Welcome to Gotham City's heart of darkness. At the center of the shadows rises Arkham Asylum, a festering depository of the vile, the dangerous and the delirious, with an ever-growing population courtesy of the Dark Knight. But when Batman foils the Riddler's latest caper and a crucial piece of evidence needs to be secretly recovered from Arkham, the solution comes from an unexpected source: a covert government strike team assembled from Gotham City's underworld. The assassin Deadshot leads the Suicide Squad: Harley Quinn, Killer Frost, Captain Boomerang, King Shark and Black Spider, a roster of rogues who know Arkham Asylum and its residents all too well. Get ready for an all-out assault as Batman faces a fearless legion of criminals with nothing to lose. Some will live, some will die and some just want revenge. It's an unadulterated adventure through the criminal mind in the latest DC Universe animated movie.
The rogues gallery of Batman finally receives the movie they deserve. While not the most iconic of the villains, a handful of colorful choices are given a chance to take center stage. Movies about villains tend to go one of two directions: the antagonists either switch sides as protagonists or we see them fall further down into the pits of evil. Assault on Arkham finds that pleasurable medium. It presents a scenario that makes us care about what happens to the villains, but doesn’t compromise on their sinister nature.
Staged as more of an outlandish Dirty Dozen, captured villains are selected by the government organization Suicide Squad to complete secret missions in exchange for lighter sentences. Seven of them are chosen to break into Arkham Asylum and take out The Riddler. Make that six when organization leader Amanda Waller demonstrates the explosive collars attached to their necks. Refusal to comply with the mission or being compromised will result in the automatic removal of heads.
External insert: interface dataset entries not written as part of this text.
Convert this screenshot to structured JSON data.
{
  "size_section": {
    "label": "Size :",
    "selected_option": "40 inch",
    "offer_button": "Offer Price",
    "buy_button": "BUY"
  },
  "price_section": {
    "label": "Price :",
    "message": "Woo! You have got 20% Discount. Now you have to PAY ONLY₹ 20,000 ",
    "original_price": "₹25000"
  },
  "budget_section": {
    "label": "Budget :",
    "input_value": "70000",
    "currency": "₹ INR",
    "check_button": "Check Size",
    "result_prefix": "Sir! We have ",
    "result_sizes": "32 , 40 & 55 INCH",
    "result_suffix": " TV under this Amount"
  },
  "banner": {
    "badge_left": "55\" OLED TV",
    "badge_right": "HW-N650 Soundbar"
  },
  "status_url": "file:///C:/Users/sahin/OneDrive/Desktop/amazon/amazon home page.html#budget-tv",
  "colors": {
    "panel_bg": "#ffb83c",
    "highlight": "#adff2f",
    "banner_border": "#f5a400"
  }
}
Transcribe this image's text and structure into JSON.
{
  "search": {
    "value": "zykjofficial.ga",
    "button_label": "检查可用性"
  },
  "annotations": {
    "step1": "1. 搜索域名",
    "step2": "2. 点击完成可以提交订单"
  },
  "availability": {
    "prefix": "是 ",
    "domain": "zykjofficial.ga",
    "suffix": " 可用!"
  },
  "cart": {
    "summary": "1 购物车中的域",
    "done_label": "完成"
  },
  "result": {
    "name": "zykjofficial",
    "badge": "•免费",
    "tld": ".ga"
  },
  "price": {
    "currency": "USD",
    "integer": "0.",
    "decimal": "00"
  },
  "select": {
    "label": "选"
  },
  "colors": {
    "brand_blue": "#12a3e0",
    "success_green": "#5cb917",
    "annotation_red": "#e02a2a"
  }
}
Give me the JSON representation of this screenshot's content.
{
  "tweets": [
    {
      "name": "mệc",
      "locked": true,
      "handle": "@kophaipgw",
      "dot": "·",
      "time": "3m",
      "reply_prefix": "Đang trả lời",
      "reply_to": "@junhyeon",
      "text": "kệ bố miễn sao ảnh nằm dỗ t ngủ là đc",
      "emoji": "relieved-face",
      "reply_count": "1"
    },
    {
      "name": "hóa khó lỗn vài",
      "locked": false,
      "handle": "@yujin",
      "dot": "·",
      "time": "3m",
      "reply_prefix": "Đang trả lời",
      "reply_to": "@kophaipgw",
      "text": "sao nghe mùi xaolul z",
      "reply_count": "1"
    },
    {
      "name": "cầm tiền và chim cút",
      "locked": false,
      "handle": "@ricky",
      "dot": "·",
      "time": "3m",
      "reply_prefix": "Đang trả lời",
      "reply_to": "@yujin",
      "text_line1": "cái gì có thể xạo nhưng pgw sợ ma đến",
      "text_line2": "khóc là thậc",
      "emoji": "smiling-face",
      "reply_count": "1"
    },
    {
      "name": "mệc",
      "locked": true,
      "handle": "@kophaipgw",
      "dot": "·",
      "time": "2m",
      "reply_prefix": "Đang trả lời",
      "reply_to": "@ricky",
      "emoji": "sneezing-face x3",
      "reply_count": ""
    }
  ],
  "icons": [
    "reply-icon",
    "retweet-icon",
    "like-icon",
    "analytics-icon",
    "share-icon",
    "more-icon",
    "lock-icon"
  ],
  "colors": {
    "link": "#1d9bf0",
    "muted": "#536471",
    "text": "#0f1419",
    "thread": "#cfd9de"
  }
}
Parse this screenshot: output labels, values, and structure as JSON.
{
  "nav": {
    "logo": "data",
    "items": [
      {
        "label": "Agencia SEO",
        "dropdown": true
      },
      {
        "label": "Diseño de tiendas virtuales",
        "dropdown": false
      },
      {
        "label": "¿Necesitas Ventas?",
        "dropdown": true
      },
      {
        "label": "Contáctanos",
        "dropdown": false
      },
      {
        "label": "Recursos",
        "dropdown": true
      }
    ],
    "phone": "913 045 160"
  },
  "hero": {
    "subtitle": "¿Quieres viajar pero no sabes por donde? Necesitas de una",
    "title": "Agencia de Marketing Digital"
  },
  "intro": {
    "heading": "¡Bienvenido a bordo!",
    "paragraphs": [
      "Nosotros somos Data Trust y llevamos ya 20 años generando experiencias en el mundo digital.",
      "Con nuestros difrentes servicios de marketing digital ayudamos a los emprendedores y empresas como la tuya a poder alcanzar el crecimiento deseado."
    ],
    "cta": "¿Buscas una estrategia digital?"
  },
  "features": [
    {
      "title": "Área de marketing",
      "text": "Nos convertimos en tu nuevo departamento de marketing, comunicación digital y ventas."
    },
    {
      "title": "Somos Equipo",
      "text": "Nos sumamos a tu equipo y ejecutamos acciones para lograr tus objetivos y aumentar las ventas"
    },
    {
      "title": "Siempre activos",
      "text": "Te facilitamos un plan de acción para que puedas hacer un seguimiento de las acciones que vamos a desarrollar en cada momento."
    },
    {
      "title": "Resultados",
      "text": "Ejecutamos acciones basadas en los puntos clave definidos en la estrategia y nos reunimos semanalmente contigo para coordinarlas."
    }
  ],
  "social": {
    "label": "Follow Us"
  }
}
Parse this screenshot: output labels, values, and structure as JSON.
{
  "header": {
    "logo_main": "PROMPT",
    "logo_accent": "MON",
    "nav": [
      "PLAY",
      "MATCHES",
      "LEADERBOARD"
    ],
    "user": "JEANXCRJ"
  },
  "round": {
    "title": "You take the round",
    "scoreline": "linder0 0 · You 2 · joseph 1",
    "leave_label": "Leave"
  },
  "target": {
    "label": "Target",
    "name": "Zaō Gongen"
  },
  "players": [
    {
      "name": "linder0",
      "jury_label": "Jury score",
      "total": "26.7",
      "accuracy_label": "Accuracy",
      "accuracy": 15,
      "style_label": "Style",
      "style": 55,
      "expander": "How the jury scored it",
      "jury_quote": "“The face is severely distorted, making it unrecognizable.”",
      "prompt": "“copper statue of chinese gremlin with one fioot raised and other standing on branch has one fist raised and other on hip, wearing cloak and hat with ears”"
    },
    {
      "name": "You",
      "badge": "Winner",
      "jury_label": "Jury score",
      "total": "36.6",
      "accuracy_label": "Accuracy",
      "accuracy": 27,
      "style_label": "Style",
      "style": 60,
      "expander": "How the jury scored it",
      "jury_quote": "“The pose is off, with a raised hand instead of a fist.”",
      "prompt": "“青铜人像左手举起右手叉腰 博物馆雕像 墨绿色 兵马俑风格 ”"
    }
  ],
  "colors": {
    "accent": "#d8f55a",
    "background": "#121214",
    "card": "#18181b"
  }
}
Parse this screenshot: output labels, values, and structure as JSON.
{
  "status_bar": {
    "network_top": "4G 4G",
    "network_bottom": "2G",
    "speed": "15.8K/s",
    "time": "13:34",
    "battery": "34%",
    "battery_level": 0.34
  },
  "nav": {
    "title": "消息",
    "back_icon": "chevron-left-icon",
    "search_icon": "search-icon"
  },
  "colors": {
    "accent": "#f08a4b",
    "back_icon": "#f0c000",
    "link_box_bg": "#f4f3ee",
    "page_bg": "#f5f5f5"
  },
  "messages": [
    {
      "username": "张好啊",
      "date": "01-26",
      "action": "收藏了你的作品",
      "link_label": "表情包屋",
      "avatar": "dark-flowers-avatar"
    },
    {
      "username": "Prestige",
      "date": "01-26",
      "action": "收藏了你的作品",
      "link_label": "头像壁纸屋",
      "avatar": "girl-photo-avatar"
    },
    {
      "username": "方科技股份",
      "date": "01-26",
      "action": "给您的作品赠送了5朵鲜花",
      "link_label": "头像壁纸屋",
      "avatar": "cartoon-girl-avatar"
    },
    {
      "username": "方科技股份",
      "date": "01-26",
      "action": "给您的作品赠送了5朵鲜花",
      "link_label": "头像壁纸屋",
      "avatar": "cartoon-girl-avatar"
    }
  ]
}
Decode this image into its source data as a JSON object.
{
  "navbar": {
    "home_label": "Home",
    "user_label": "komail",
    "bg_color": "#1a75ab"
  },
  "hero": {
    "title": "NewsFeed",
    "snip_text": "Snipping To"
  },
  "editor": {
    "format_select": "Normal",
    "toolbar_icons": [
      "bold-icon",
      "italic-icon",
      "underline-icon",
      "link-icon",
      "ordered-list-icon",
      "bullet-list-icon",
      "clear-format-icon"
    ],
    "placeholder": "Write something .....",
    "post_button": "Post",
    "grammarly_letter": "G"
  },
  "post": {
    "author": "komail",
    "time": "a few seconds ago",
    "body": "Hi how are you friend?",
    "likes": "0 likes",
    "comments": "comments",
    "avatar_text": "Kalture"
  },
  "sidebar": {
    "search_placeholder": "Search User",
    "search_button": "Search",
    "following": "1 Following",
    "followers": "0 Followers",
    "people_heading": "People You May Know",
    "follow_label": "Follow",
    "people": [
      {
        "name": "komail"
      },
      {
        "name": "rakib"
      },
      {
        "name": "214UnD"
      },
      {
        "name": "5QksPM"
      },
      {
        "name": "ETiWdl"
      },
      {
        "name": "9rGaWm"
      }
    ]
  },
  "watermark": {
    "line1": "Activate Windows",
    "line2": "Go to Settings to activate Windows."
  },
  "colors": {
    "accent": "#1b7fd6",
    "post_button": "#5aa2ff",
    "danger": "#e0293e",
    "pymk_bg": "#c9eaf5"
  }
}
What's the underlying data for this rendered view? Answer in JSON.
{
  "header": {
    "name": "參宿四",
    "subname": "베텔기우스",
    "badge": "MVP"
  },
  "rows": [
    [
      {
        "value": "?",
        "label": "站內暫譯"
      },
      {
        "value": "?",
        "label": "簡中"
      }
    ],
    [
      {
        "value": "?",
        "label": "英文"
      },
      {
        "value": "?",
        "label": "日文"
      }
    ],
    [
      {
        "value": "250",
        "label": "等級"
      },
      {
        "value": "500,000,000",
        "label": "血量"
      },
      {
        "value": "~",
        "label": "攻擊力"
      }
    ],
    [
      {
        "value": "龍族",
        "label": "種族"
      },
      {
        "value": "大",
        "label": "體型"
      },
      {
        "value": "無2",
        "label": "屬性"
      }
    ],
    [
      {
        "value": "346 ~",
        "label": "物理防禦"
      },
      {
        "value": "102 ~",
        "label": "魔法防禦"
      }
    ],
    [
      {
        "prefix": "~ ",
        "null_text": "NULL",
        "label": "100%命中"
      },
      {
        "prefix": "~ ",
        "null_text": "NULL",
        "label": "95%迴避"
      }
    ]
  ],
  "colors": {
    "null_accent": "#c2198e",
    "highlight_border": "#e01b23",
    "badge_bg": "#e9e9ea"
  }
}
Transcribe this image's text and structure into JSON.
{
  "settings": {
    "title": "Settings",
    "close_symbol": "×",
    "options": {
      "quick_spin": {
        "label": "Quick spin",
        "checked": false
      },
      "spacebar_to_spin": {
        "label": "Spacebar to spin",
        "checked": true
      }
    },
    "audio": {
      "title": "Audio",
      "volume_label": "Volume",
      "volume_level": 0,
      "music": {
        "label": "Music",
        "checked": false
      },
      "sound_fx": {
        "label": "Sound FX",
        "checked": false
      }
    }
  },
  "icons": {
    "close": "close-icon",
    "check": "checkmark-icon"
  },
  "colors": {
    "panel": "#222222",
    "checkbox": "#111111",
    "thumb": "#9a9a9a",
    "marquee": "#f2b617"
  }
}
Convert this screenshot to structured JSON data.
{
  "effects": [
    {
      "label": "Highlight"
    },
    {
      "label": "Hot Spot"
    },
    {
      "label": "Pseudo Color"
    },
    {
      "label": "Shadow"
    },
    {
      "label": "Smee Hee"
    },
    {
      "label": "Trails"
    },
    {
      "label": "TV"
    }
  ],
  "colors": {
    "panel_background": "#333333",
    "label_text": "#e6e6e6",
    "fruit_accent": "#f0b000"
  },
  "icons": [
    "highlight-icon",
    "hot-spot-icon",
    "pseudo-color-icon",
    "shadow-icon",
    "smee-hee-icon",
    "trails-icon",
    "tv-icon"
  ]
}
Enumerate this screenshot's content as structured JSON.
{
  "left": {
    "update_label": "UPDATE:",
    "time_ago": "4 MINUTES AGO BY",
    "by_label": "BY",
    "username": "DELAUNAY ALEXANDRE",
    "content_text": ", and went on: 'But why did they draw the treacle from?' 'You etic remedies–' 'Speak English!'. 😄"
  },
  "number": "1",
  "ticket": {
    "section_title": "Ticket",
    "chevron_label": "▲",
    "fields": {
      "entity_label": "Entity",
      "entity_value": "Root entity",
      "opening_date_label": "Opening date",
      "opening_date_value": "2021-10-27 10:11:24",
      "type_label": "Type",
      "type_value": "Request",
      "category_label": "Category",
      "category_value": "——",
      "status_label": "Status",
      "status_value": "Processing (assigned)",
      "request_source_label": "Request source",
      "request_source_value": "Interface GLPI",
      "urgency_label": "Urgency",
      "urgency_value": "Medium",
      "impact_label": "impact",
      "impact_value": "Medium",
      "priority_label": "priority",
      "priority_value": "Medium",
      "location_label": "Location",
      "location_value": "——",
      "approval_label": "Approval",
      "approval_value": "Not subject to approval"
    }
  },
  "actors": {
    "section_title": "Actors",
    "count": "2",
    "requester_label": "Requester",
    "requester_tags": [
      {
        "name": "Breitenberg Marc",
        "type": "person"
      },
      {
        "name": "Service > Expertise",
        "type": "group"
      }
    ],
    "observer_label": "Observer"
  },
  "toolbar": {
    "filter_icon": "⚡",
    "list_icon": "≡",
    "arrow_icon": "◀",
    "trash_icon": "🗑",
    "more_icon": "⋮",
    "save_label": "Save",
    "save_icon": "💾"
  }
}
What helps keeps the villains likable aside from the immediate threat to their lives is the campy nature of their personalities. They’re first introduced in a grindhouse style opening of each character given their own special credit. The villains themselves are mostly from the B and C levels that include Deadshot, Killer Frost and Captain Boomerang among others. The most immediately recognized would be the bubbly Harley Quinn, off/on sidekick to the meddling Joker. As expected, the Joker himself is present within Arkham and he does cause some expected trouble with his main squeeze (especially since she now has a thing for one of the members of the Squad).
Where is Batman in all this? He has the least amount of screen time and isn’t exactly an essential part of the story, but he fills the role perfectly as the one moral component. He beats up a few of the bad guys, but is conveniently tossed aside for most of the film until he is needed. There is a bit of a twist in how he infiltrates the batch of baddies, but it can be seen coming a mile away. And, surprisingly, it isn’t the Dark Knight who ends up saving the day or completely figuring out the real motives behind the Suicide Squad’s mission. It’s a bit of a change from the other Batman features especially since Kevin Conroy once again reprises the role.
The tone of the film is kept black and stylish with perfectly timed beats of dark comedy. The night before their mission, Deadshot accepts the sexual advances of one of the female members not out of attraction, but because of his “oh, screw it” attitude. While the group does form a certain bond over working together, they still maintain their villain tendencies by never wasting a moment to stab the person next to them in the back. I absolutely dug the shrewdness of Amanda Waller who appears far more vicious than she ever has in past DC animated movies.
Worth noting is that while this is another DC animated feature rated PG-13, it’s a very hard PG-13 that I’m frankly dumbfounded why it wasn’t boosted up to an R. Heads explode quite often in this picture with very bloody results including the bulgy cranium anticipation of the splatter. Characters engage in rather erotic sexual situations with enough partial nudity to drive any teenager mad. It’s an incredibly adult romp of action and violence which I absolutely adored, but it’s certainly going to be a bit much for younger viewers (especially those who have been following all the PG-13 DC animated features thus far).
With a pleasing group of antagonists to follow, Assault on Arkham achieves the rarity of rooting for the bad guys to win. The dynamic flow of the clashing personalities make such great use of the villains it makes you wonder why there are not more movies about them. It also has a giddy vibe with its dark humor and bloody fun violence echoing the campy shock of grindhouse action extravaganzas. It’s a refreshing change of a pace from the usual crop of DC movies that attempt to be dark tales, but with a noble sense of heroism. Assault on Arkham knows how to have fun with such gritty atmospheres.